Two weeks after the bulk carrier Wakashio ran aground on the eastern shore of Mauritius the island nation is being confronted with a growing environmental disaster. Fuel oil leaking from the ship is spreading in the water, fouling the marine life, and reaching the environmentally sensitive shoreline.
In the days after 200,000 DWT ship first went ashore on July 25, government officials had reported no breach of the hull or reports of oil in the water. Rescue tugs had arrived in Mauritius but were confronted with heavy seas that prevented them from reaching the scene and undertaking a full assessment of the situation. According to the vessel’s owners, Nagashiki Shipping Co., the salvage teams and crew started pumping operations in areas onboard the vessel that had suffered water ingress. The water was being pumped from damaged areas and stored in tanks on board to lessen the chance of pollution.
Those same high seas however caused a rupture in one or more of the ship’s starboard fuel tanks. Pictures have begun to appear on social media showing visible breaches in the hull as well as the oil in the water and onshore. At the time of the grounding, the ship was running empty from China to Brazil carrying approximately 3,800 tons of fuel oil, 200 tons of diesel, and 90 tons of lube oil.
An international response is underway trying to contain the oil and prevent the environmental impact from continuing to grow. Before the breaches, the government of Mauritius reported that efforts were underway to place nearly 1,000 feet of barriers near the entrance to the nearby Blue Bay Marine Park as well as more than 1,600 feet of barriers around the vessel. Mauritius' minister of the environment reported that 400 further booms were deployed in sensitive areas when the first oil leak was detected. The government is hoping that the oil can be pumped from the vessel to stop the current leaks.
Smit Salvage Pty was retained to work on the situation and the first support vessel, the PSV Stanford Hawk, arrived in Mauritius on July 30 followed by a tug the Fujairah on August 3 and other vessels were reported en route to the site. Also the vessel’s owner Nagashiki and Mitsui O.S.K. Lines, which was the vessel’s charter, are both providing support as well as monitoring from Japan.
The efforts however have also been hampered by the coronavirus. The salvage teams are being required to test for the virus when they arrive in Mauritius before they can proceed to the site. In addition, the crew from the Wakashio was being tested for the virus. Ten crew members were initially being transferred to shore and now reports indicate that all 20 were removed from the vessel for their safety.
Environmental groups are also beginning to respond to the disaster attempting to protect the marine life and seeking contributions for the future remediation efforts that will be required. Help is also coming in from overseas including from nearby Reunion Island as well as countries including India.

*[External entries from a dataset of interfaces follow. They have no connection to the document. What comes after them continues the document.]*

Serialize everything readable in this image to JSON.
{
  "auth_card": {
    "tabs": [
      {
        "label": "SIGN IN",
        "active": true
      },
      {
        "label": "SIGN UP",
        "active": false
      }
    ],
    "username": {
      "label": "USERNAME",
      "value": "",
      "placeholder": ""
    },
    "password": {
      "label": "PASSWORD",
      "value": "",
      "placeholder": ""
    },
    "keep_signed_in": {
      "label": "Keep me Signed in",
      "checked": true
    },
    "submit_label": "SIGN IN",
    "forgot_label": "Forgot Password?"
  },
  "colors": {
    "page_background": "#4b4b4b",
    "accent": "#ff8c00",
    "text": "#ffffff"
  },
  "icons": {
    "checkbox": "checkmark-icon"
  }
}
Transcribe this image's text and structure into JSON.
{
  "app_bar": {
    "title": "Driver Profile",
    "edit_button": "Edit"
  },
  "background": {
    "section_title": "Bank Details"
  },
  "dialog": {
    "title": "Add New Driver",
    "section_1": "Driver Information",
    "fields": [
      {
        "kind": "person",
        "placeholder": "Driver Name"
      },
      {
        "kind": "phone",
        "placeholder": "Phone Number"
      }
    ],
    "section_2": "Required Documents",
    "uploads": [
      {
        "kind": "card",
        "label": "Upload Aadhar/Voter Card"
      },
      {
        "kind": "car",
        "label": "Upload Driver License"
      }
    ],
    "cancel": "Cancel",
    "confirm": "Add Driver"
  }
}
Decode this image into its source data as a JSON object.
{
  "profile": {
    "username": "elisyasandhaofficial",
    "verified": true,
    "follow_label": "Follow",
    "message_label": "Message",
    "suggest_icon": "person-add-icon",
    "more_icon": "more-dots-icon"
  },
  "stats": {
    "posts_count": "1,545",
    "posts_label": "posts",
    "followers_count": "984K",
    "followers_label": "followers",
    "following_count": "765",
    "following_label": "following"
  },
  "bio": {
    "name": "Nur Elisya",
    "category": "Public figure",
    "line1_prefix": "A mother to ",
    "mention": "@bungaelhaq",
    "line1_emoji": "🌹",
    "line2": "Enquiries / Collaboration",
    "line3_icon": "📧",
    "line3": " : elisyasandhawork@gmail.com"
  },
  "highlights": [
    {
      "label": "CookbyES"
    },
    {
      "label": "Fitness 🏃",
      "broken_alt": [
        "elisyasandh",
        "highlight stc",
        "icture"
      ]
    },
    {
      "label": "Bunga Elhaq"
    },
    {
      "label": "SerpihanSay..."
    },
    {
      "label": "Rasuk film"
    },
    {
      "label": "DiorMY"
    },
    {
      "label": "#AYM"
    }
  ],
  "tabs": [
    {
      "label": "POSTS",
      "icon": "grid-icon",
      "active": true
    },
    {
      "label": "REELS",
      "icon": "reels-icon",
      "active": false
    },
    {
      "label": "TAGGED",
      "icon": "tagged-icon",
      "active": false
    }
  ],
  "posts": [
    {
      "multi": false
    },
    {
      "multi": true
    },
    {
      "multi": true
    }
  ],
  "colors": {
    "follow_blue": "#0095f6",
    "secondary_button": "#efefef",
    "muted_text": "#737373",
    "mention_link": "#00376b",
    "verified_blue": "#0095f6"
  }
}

“We are in an environmental crisis situation,” Mauritius’ minister of the environment told a local press briefing. He also said that the government was launching a full investigation into the cause of the accident and promised an initial report within two months.